A Spicy Bittercress Sautée


Bittercress is a delicious substitute for lettuce or spinach that can be found in your yard. It’s scientific name is Cardamine Hirsuta, which refers to the name Hairy Bittercress. Despite it being called bittercress, it’s not bitter at all instead it has a rich tangy yet spicy flavor. Whether served raw or cooked; it’s definitely a great addition to your diet. You can read more about bittercress in our Article about this prolific plant.

Bittercress can be eaten in a fresh salad but for this recipe, we are going to sautee it with some garlic and onion with red crushed chili flakes. This recipe is simple and easy to make, a great side dish for any occasion.

Ingredients

2 tsp Olive oil
1 bunch of Bittercress, trimmed and cleaned
½ tsp of Red crushed chili flakes
1 small onion, minced
3 cloves of garlic, minced
kosher salt and pepper to taste

Instructions

1) Heat oil in a medium saucepan or wok over low heat, then add onion, garlic and red crushed chili flakes and cook until the aroma fills the kitchen.
2) Once onions are translucent, add the Bittercress and slowly raise the heat to medium.
3) Stir until Bittercress starts to wilt then add salt to taste
4) Serve in a dish next to your choice of meat or vegetables.
5) Enjoy your hard work!



Many of our readers find that subscribing to Eat The Planet is the best way to make sure they don't miss any of our valuable information about wild edibles.

Subscribe to our mailing list

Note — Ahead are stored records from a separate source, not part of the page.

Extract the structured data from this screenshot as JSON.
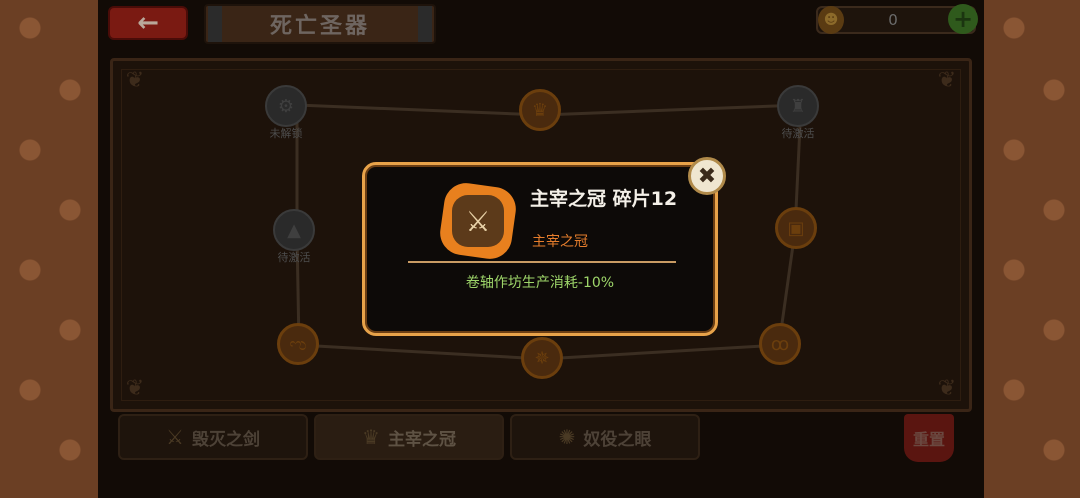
{
  "header": {
    "back_icon": "←",
    "title": "死亡圣器",
    "currency_icon": "demon-face",
    "currency_value": "0",
    "add_icon": "+"
  },
  "board": {
    "nodes": [
      {
        "id": "n1",
        "icon": "gear-lock",
        "label": "未解锁",
        "style": "grey"
      },
      {
        "id": "n2",
        "icon": "castle",
        "label": "待激活",
        "style": "grey"
      },
      {
        "id": "n3",
        "icon": "anvil",
        "label": "待激活",
        "style": "grey"
      },
      {
        "id": "n4",
        "icon": "crown-top",
        "label": "",
        "style": "orange"
      },
      {
        "id": "n5",
        "icon": "card",
        "label": "",
        "style": "orange"
      },
      {
        "id": "n6",
        "icon": "swirl",
        "label": "",
        "style": "orange"
      },
      {
        "id": "n7",
        "icon": "spike",
        "label": "",
        "style": "orange"
      },
      {
        "id": "n8",
        "icon": "curl",
        "label": "",
        "style": "orange"
      }
    ]
  },
  "tabs": [
    {
      "label": "毁灭之剑",
      "icon": "sword"
    },
    {
      "label": "主宰之冠",
      "icon": "crown"
    },
    {
      "label": "奴役之眼",
      "icon": "eye"
    }
  ],
  "reset_label": "重置",
  "popup": {
    "title": "主宰之冠 碎片12",
    "subtitle": "主宰之冠",
    "effect": "卷轴作坊生产消耗-10%",
    "close_icon": "✖",
    "item_icon": "shield-sword"
  },
  "colors": {
    "popup_border": "#e8a34a",
    "subtitle": "#e57d2c",
    "effect": "#9ed66a",
    "item_bg": "#e8801e"
  }
}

our facebook page for additional articles and updates.

Follow us on Twitter @EatThePlanetOrg

See our privacy policy for more information about ads on this site

Germander, Hardy Ground Cover with a Herbal History
Read more.
Geraniums, Cheerful Color and Fragrant Oils
Read more.
Garlic, Irreplaceable Intense Flavoring
Read more.
Foxglove, Elegant Flowers with a Toxic Twist
Read more.
Feverfew, A Cheerful Plant with Headache Curing Abilities
Read more.
Fennel, Delicate Foilage and Highly Aromatic
Read more.
Epazote, Extremely Pungent with an Ancient History
Read more.
Dittany of Crete, An Endangered Symbol of Love
Read more.
Dill, Delicate Feathered Foliage and Fresh Flavoring
Read more.
Cuban Oregano, Aromatic Depth and Ornamental Foilage
Read more.

Leave a Reply

Your email address will not be published. Required fields are marked *

You may use these HTML tags and attributes: <a href="" title=""> <abbr title=""> <acronym title=""> <b> <blockquote cite=""> <cite> <code> <del datetime=""> <em> <i> <q cite=""> <s> <strike> <strong>